This paper examines cause-specific mortality by partnership status. Although non-marital cohabitation has spread rapidly in industrialised countries, only a few studies have investigated mortality by partnership status and no recent study has investigated cause-specific mortality by partnership status.Methods
We use data from the Office for National Statistics Longitudinal Study and apply competing risks survival models.Results
The simultaneous analysis shows that married individuals have lower mortality than non-married from circulatory, respiratory, digestive, alcohol and accident related causes of deaths, but not from cancer. The analysis by partnership status reveals that once we distinguish premarital and postmarital cohabitants from other non-married groups, the differences between partnered and non-partnered individuals become even more pronounced for all causes of death; this is largely due to similar cause-specific mortality levels between married and cohabiting individuals.Conclusions
With declining marriage rates and the spread of cohabitation and separation, a distinction between partnered and non-partnered individuals is critical to understanding whether and how having a partner shapes the individuals’ health behaviour and mortality.

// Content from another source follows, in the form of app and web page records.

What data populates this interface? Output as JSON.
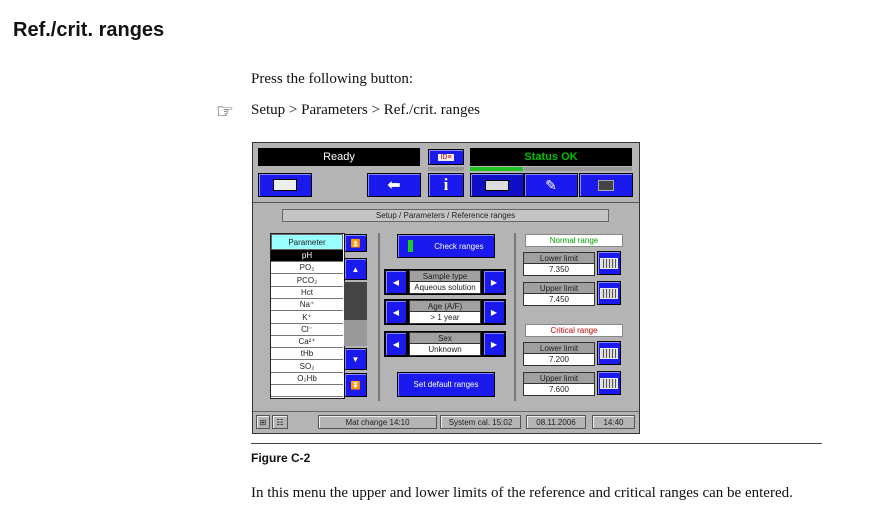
{
  "heading": "Ref./crit. ranges",
  "instruction": "Press the following button:",
  "path": "Setup > Parameters > Ref./crit. ranges",
  "screen": {
    "status_left": "Ready",
    "status_right": "Status OK",
    "status_right_color": "#00c000",
    "breadcrumb": "Setup / Parameters / Reference ranges",
    "param_header": "Parameter",
    "params": [
      "pH",
      "PO₂",
      "PCO₂",
      "Hct",
      "Na⁺",
      "K⁺",
      "Cl⁻",
      "Ca²⁺",
      "tHb",
      "SO₂",
      "O₂Hb",
      ""
    ],
    "selected_param": "pH",
    "check_ranges": "Check ranges",
    "selectors": [
      {
        "label": "Sample type",
        "value": "Aqueous solution"
      },
      {
        "label": "Age (A/F)",
        "value": "> 1 year"
      },
      {
        "label": "Sex",
        "value": "Unknown"
      }
    ],
    "set_default": "Set default ranges",
    "normal_range": {
      "title": "Normal range",
      "color": "#00a000",
      "lower_label": "Lower limit",
      "lower": "7.350",
      "upper_label": "Upper limit",
      "upper": "7.450"
    },
    "critical_range": {
      "title": "Critical range",
      "color": "#c00000",
      "lower_label": "Lower limit",
      "lower": "7.200",
      "upper_label": "Upper limit",
      "upper": "7.600"
    },
    "footer": {
      "mat_change": "Mat change 14:10",
      "system_cal": "System cal. 15:02",
      "date": "08.11.2006",
      "time": "14:40"
    }
  },
  "figure_caption": "Figure C-2",
  "description": "In this menu the upper and lower limits of the reference and critical ranges can be entered."
}
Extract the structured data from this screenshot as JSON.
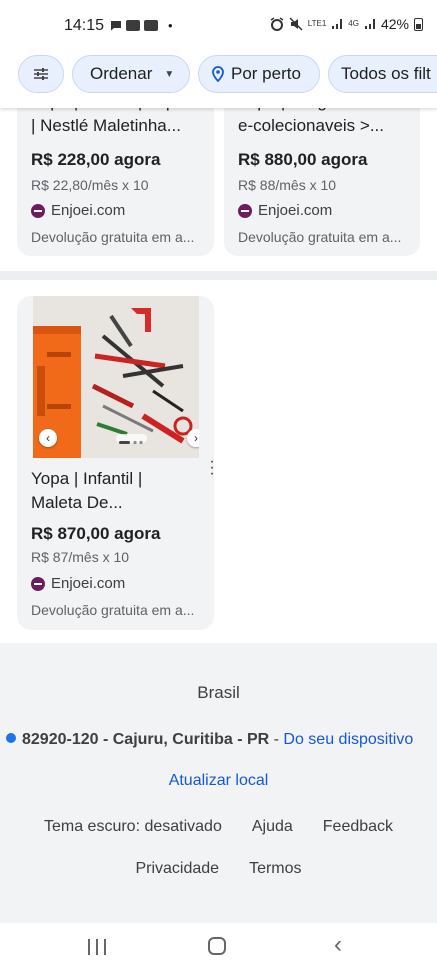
{
  "status_bar": {
    "time": "14:15",
    "battery": "42%",
    "signal_text": "LTE1",
    "network": "4G"
  },
  "chips": {
    "filter_icon": "tune-icon",
    "order_label": "Ordenar",
    "near_label": "Por perto",
    "all_label": "Todos os filt"
  },
  "products_top": [
    {
      "title_line1": "Yopa | Infantil | Yopa",
      "title_line2": "| Nestlé Maletinha...",
      "price": "R$ 228,00 agora",
      "installment": "R$ 22,80/mês x 10",
      "seller": "Enjoei.com",
      "returns": "Devolução gratuita em a..."
    },
    {
      "title_line1": "Yopa | antiguidades",
      "title_line2": "e-colecionaveis >...",
      "price": "R$ 880,00 agora",
      "installment": "R$ 88/mês x 10",
      "seller": "Enjoei.com",
      "returns": "Devolução gratuita em a..."
    }
  ],
  "product_featured": {
    "title_line1": "Yopa | Infantil |",
    "title_line2": "Maleta De...",
    "price": "R$ 870,00 agora",
    "installment": "R$ 87/mês x 10",
    "seller": "Enjoei.com",
    "returns": "Devolução gratuita em a..."
  },
  "footer": {
    "country": "Brasil",
    "location": "82920-120 - Cajuru, Curitiba - PR",
    "separator": " - ",
    "location_source": "Do seu dispositivo",
    "update_location": "Atualizar local",
    "dark_theme": "Tema escuro: desativado",
    "help": "Ajuda",
    "feedback": "Feedback",
    "privacy": "Privacidade",
    "terms": "Termos"
  },
  "colors": {
    "accent": "#1558d6",
    "chip_bg": "#e8f0fe",
    "card_bg": "#f1f3f4",
    "seller_logo": "#6c1d5f"
  }
}
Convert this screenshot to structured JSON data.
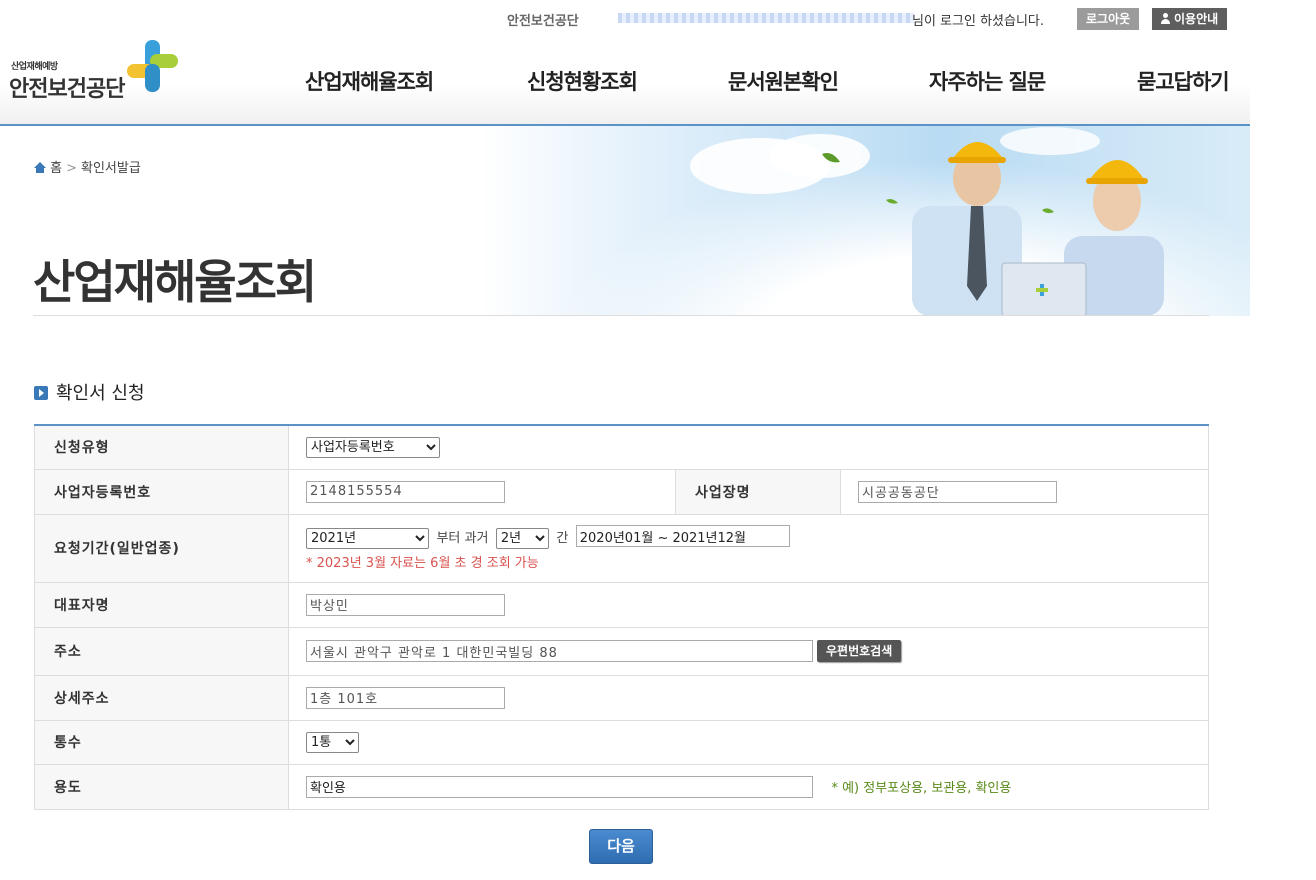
{
  "topbar": {
    "org": "안전보건공단",
    "greeting": "님이 로그인 하셨습니다.",
    "logout": "로그아웃",
    "guide": "이용안내"
  },
  "logo": {
    "small": "산업재해예방",
    "big": "안전보건공단"
  },
  "nav": [
    "산업재해율조회",
    "신청현황조회",
    "문서원본확인",
    "자주하는 질문",
    "묻고답하기"
  ],
  "breadcrumb": {
    "home": "홈",
    "current": "확인서발급"
  },
  "page_title": "산업재해율조회",
  "section_title": "확인서 신청",
  "form": {
    "apply_type": {
      "label": "신청유형",
      "value": "사업자등록번호"
    },
    "biz_no": {
      "label": "사업자등록번호",
      "value": "2148155554"
    },
    "biz_name": {
      "label": "사업장명",
      "value": "시공공동공단"
    },
    "period": {
      "label": "요청기간(일반업종)",
      "year": "2021년",
      "from_text": "부터 과거",
      "years": "2년",
      "gan": "간",
      "range": "2020년01월 ~ 2021년12월",
      "note": "* 2023년 3월 자료는 6월 초 경 조회 가능"
    },
    "rep_name": {
      "label": "대표자명",
      "value": "박상민"
    },
    "address": {
      "label": "주소",
      "value": "서울시 관악구 관악로 1 대한민국빌딩 88",
      "zip_button": "우편번호검색"
    },
    "detail_address": {
      "label": "상세주소",
      "value": "1층 101호"
    },
    "copies": {
      "label": "통수",
      "value": "1통"
    },
    "purpose": {
      "label": "용도",
      "value": "확인용",
      "note": "* 예) 정부포상용, 보관용, 확인용"
    }
  },
  "next_button": "다음",
  "colors": {
    "accent": "#3a79b7",
    "rule": "#5b93c7",
    "note_red": "#d9534f",
    "note_green": "#5a8a1a"
  }
}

The cause-specific analysis supports both the importance of selection into partnership and the protective effect of living with someone together.